Is it too obvious to start a monthly post about food on Thanksgiving? Over the past few months I’ve had the pleasure of having dinner with friends (on completely different occasions) and it occurred to me that each of these dinners had that legacy feel about them. But what was it? The food? The company? The feeling of dinners past? What?
So it got me thinking (I know…what doesn’t get me thinking) why not explore dinner with friends as yet another form of Ordinary Legacy. Why not explore not only my experiences but yours? Tell me about your dinner with friends that had a legacy feel to it and we’ll write it up and post it for all to share.

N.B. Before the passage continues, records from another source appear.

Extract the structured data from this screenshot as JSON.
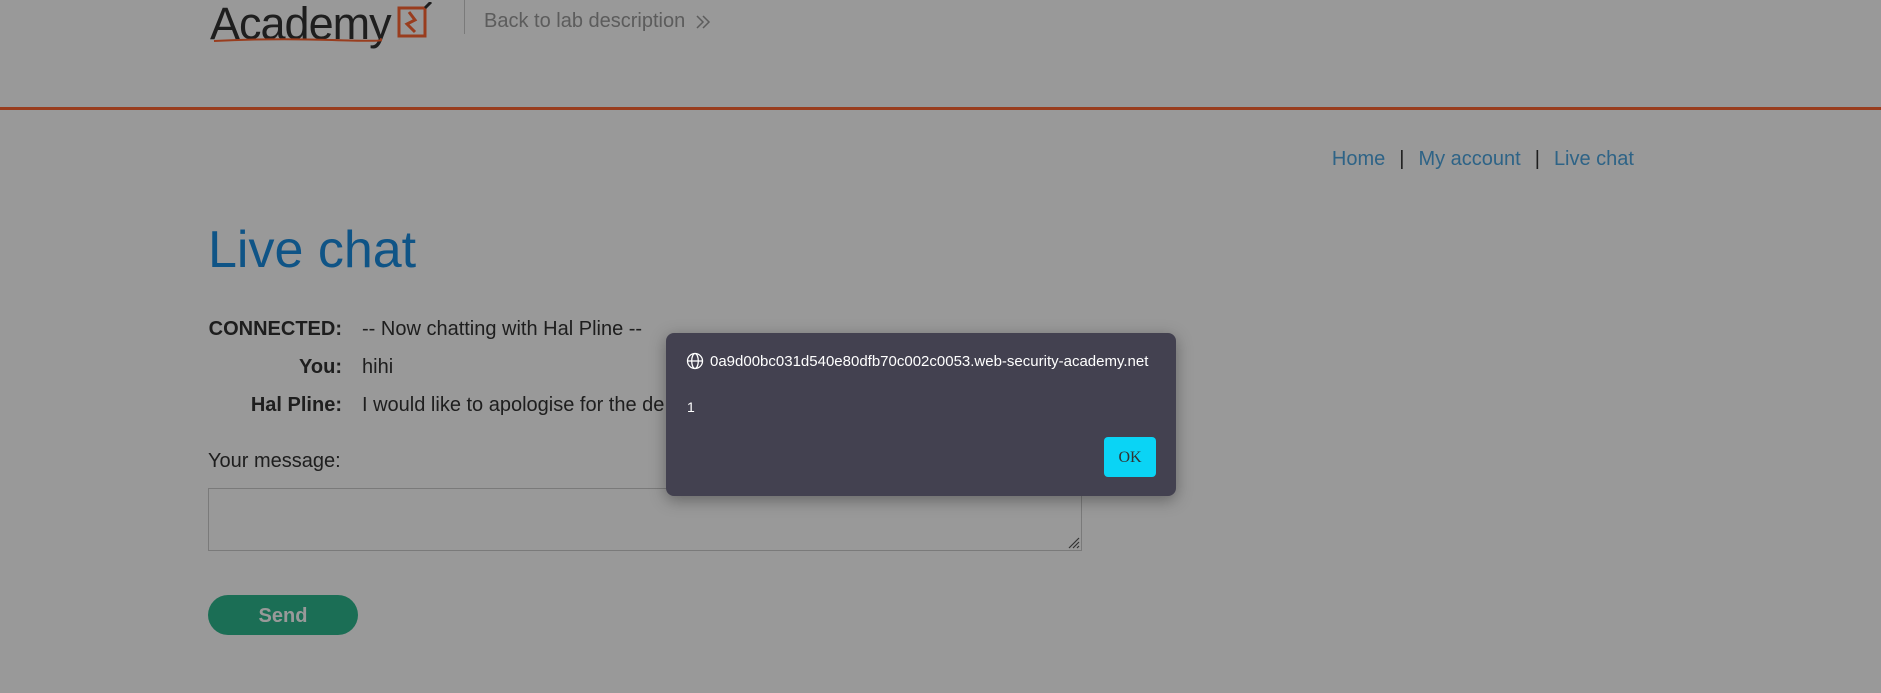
{
  "header": {
    "logo_text": "Academy",
    "back_link": "Back to lab description"
  },
  "nav": {
    "items": [
      {
        "label": "Home"
      },
      {
        "label": "My account"
      },
      {
        "label": "Live chat"
      }
    ],
    "separator": "|"
  },
  "main": {
    "title": "Live chat",
    "chat": [
      {
        "who": "CONNECTED:",
        "message": "-- Now chatting with Hal Pline --"
      },
      {
        "who": "You:",
        "message": "hihi"
      },
      {
        "who": "Hal Pline:",
        "message": "I would like to apologise for the de"
      }
    ],
    "message_label": "Your message:",
    "message_value": "",
    "send_label": "Send"
  },
  "dialog": {
    "origin": "0a9d00bc031d540e80dfb70c002c0053.web-security-academy.net",
    "message": "1",
    "ok_label": "OK",
    "icon": "globe-icon"
  },
  "colors": {
    "accent_orange": "#ff6633",
    "link_blue": "#4da6e0",
    "title_blue": "#1a8ce0",
    "send_green": "#2db88e",
    "dialog_bg": "#434150",
    "ok_cyan": "#0ad4f5"
  }
}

As for Thanksgiving dinner, I cooked. I haven’t cooked in a few years and it was bitter sweet. I decided to change up the menu to accommodate those who are no longer with us. It just seemed too hard to sit and enjoy someone’s favorite foods when they are no longer with us to enjoy it too.
So does switching up garlic mashed with scalloped potatoes, simply because you know you’ll never make them as good as Honey, constitute breaking tradition or is it an accommodation of love and respect? Does it make it harder or easier to get through the meal? Does buying a fresh turkey and having the butcher cut it into parts buck tradition also? If you’ve lost your cooking partner and have the lone responsibility…screw tradition. Working a day ahead, making the stock (with all those extra pieces), preparing the dressing, roasting the brussel sprouts (for sautéing on the day of) and baking the sweet potatoes isn’t bucking its therapeutic and cathartic. It gives you the privacy to discuss things with those who are no longer here to make sure they are alright with it and to listen for anything dropping in the house that would indicate they’re not. All went well; I didn’t burn myself, drop anything, or hear anything to indicate otherwise.
The irony of switching mashed for scalloped is that my paternal grandmother (otherwise known as Grandmamma…) used to make them on the few occasions she cooked holiday dinners. She wasn’t exactly the warm and fuzzy grandmother, more restrained and aloof. So while I’m honoring Honey, am I insulting my father? Who the hell knows?
The important thing is not really the food but those seated at your table. Thankfully, I have my mother and my sister. Together we welcome our friends, the Mandelbaum-Scott family, and we dine together all thinking to ourselves I wish……were here to enjoy this feast. Then we eat and enjoy each other’s company, with those we miss safely tucked back in our memories. It was a wonderful new Thanksgiving.